Congress made its first attempt at regulating immigration in 1875 by enacting a law prohibiting the entry of prostitutes and convicts. By 1882, though, its regulatory eye for the first time focused on a specific nation: China. Lawmakers cleared a measure that virtually eliminated Chinese immigration and placed a head tax on each immigrant. In the succeeding years, Congress increased the head tax and sought enactment of a literacy test, a proposal vetoed by three different presidents (Grover Cleveland, William Howard Taft and Woodrow Wilson). Such a test eventually became law in 1917 over Wilson’s second veto.

The State Of Term Limits

Originally published at
By K. Daniel Glover

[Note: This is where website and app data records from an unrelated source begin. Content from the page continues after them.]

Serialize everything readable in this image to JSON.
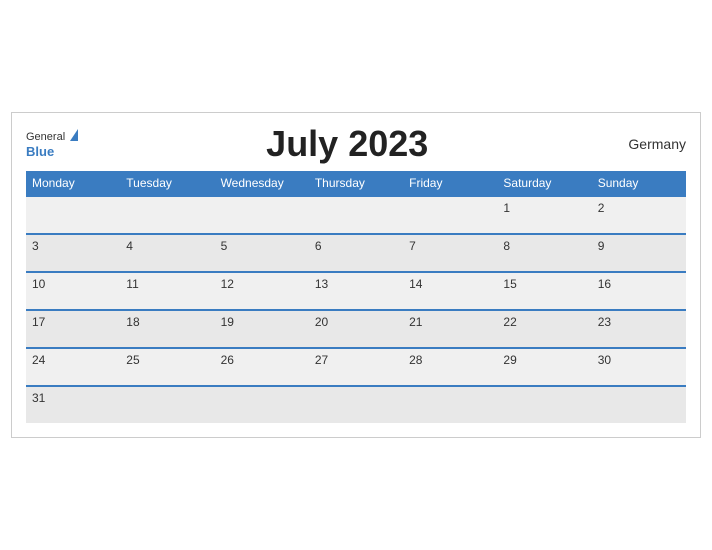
{
  "header": {
    "logo_general": "General",
    "logo_blue": "Blue",
    "title": "July 2023",
    "country": "Germany"
  },
  "weekdays": [
    "Monday",
    "Tuesday",
    "Wednesday",
    "Thursday",
    "Friday",
    "Saturday",
    "Sunday"
  ],
  "weeks": [
    [
      "",
      "",
      "",
      "",
      "",
      "1",
      "2"
    ],
    [
      "3",
      "4",
      "5",
      "6",
      "7",
      "8",
      "9"
    ],
    [
      "10",
      "11",
      "12",
      "13",
      "14",
      "15",
      "16"
    ],
    [
      "17",
      "18",
      "19",
      "20",
      "21",
      "22",
      "23"
    ],
    [
      "24",
      "25",
      "26",
      "27",
      "28",
      "29",
      "30"
    ],
    [
      "31",
      "",
      "",
      "",
      "",
      "",
      ""
    ]
  ]
}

Term-limits backers love to talk about Tom Bordonaro these days. He is the Republican who lost a special election two months ago to now-Rep. Lois Capps (D) in California’s 22nd District, and supporters of congressional term limits credit his narrow defeat to his refusal to sign a pledge limiting himself to three terms in the House.

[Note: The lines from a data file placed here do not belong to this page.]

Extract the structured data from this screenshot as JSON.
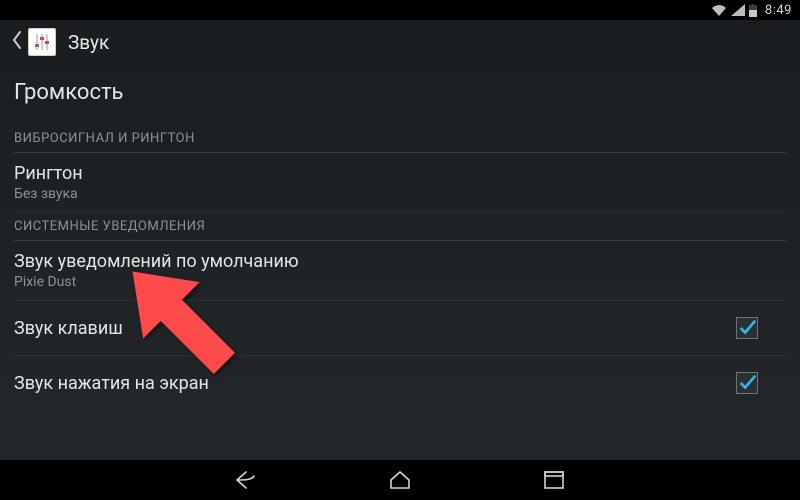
{
  "status_bar": {
    "clock": "8:49"
  },
  "header": {
    "title": "Звук"
  },
  "volume_heading": "Громкость",
  "section_vibrate_ringtone": "ВИБРОСИГНАЛ И РИНГТОН",
  "ringtone": {
    "title": "Рингтон",
    "summary": "Без звука"
  },
  "section_system_notifications": "СИСТЕМНЫЕ УВЕДОМЛЕНИЯ",
  "default_notification": {
    "title": "Звук уведомлений по умолчанию",
    "summary": "Pixie Dust"
  },
  "dial_pad_sounds": {
    "title": "Звук клавиш",
    "checked": true
  },
  "touch_sounds": {
    "title": "Звук нажатия на экран",
    "checked": true
  },
  "colors": {
    "accent_check": "#33b5e5",
    "arrow": "#ff4a4b"
  }
}
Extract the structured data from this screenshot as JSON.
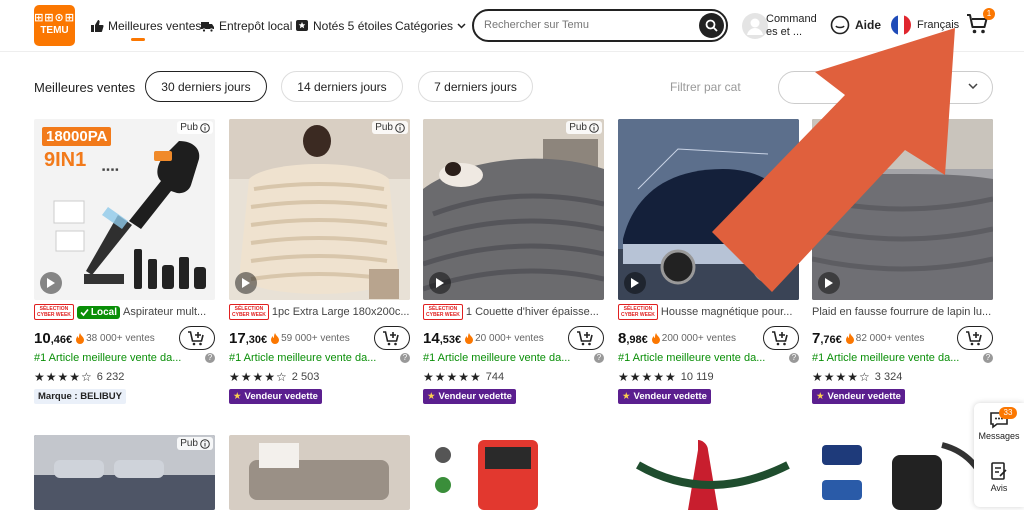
{
  "header": {
    "logo_line1": "⊞⊞⊙⊞",
    "logo_line2": "TEMU",
    "nav": [
      "Meilleures ventes",
      "Entrepôt local",
      "Notés 5 étoiles",
      "Catégories"
    ],
    "search_placeholder": "Rechercher sur Temu",
    "account_line1": "Command",
    "account_line2": "es et ...",
    "help": "Aide",
    "language": "Français",
    "cart_count": "1"
  },
  "filters": {
    "label": "Meilleures ventes",
    "periods": [
      "30 derniers jours",
      "14 derniers jours",
      "7 derniers jours"
    ],
    "active_period": "30 derniers jours",
    "category_placeholder": "Filtrer par cat"
  },
  "common": {
    "pub": "Pub",
    "cyber_line1": "SÉLECTION",
    "cyber_line2": "CYBER WEEK",
    "local": "Local",
    "featured": "Vendeur vedette",
    "currency": "€"
  },
  "products": [
    {
      "cyber": true,
      "local": true,
      "title": "Aspirateur mult...",
      "price_int": "10",
      "price_dec": ",46€",
      "sold": "38 000+ ventes",
      "best": "#1 Article meilleure vente da...",
      "stars": "★★★★☆",
      "rating_count": "6 232",
      "tag": "Marque : BELIBUY",
      "tag_type": "brand",
      "pub": true
    },
    {
      "cyber": true,
      "local": false,
      "title": "1pc Extra Large 180x200c...",
      "price_int": "17",
      "price_dec": ",30€",
      "sold": "59 000+ ventes",
      "best": "#1 Article meilleure vente da...",
      "stars": "★★★★☆",
      "rating_count": "2 503",
      "tag": "Vendeur vedette",
      "tag_type": "vedette",
      "pub": true
    },
    {
      "cyber": true,
      "local": false,
      "title": "1 Couette d'hiver épaisse...",
      "price_int": "14",
      "price_dec": ",53€",
      "sold": "20 000+ ventes",
      "best": "#1 Article meilleure vente da...",
      "stars": "★★★★★",
      "rating_count": "744",
      "tag": "Vendeur vedette",
      "tag_type": "vedette",
      "pub": true
    },
    {
      "cyber": true,
      "local": false,
      "title": "Housse magnétique pour...",
      "price_int": "8",
      "price_dec": ",98€",
      "sold": "200 000+ ventes",
      "best": "#1 Article meilleure vente da...",
      "stars": "★★★★★",
      "rating_count": "10 119",
      "tag": "Vendeur vedette",
      "tag_type": "vedette",
      "pub": false
    },
    {
      "cyber": false,
      "local": false,
      "title": "Plaid en fausse fourrure de lapin lu...",
      "price_int": "7",
      "price_dec": ",76€",
      "sold": "82 000+ ventes",
      "best": "#1 Article meilleure vente da...",
      "stars": "★★★★☆",
      "rating_count": "3 324",
      "tag": "Vendeur vedette",
      "tag_type": "vedette",
      "pub": false
    }
  ],
  "image_text": {
    "p1_badge": "18000PA",
    "p1_sub": "9IN1"
  },
  "sidebar": {
    "messages_count": "33",
    "messages": "Messages",
    "avis": "Avis"
  },
  "colors": {
    "brand": "#fb7701",
    "success": "#0a8f08",
    "vedette": "#5b1f8f",
    "arrow": "#e0603d"
  }
}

Capps signed the pledge, and exit polls commissioned by Term Limits America and conducted by Rasmussen Research, a North Carolina polling firm, indicated that 21% of the voters considered the candidates’ views on term limits before casting their ballots. Sixty-four percent of those voted for Capps, and 32 percent backed Bordonaro. The race was a virtual dead heat among voters who did not consider term limits; those who support them helped boost Capps to her 53 percent to 45 percent victory, the poll concluded.

Two takes on term limits
Paul Jacobs, the executive director of U.S. Term Limits, recalls the victory and touts it as a strong sign that the term-limits movement “is alive and well.” And Paul Farago, the vice president of Americans for Limited Terms (ALT), points to the decision of Oregon Republican Molly Bordonaro, the wife of Tom Bordonaro’s cousin, to sign a term-limits pledge in her current 2nd District House race as evidence of a still-viable movement to cap the tenure of federal lawmakers.

If you ask League of Women Voters lobbyist Dave Anstaett, though, tales like those of the two Bordonaros only prove how desperate term-limits advocates have become. They must rely on a voluntary candidate pledge, he said, because Congress and the courts have rebuffed them repeatedly at the federal level.

“I don’t know what other choice the term-limits people have,” Anstaett said, “and I don’t envy them that choice. … Term limits in many ways is now a solution in search of a problem.”

Four years ago, the movement to limit the terms of lawmakers at all levels of government seemed unstoppable. Nearly two dozen states had passed various laws to limit congressional terms, and the newly crowned Republican House majority had chosen term limits as one of their top legislative priorities, forcing the issue to a floor vote for the first time in the nation’s history.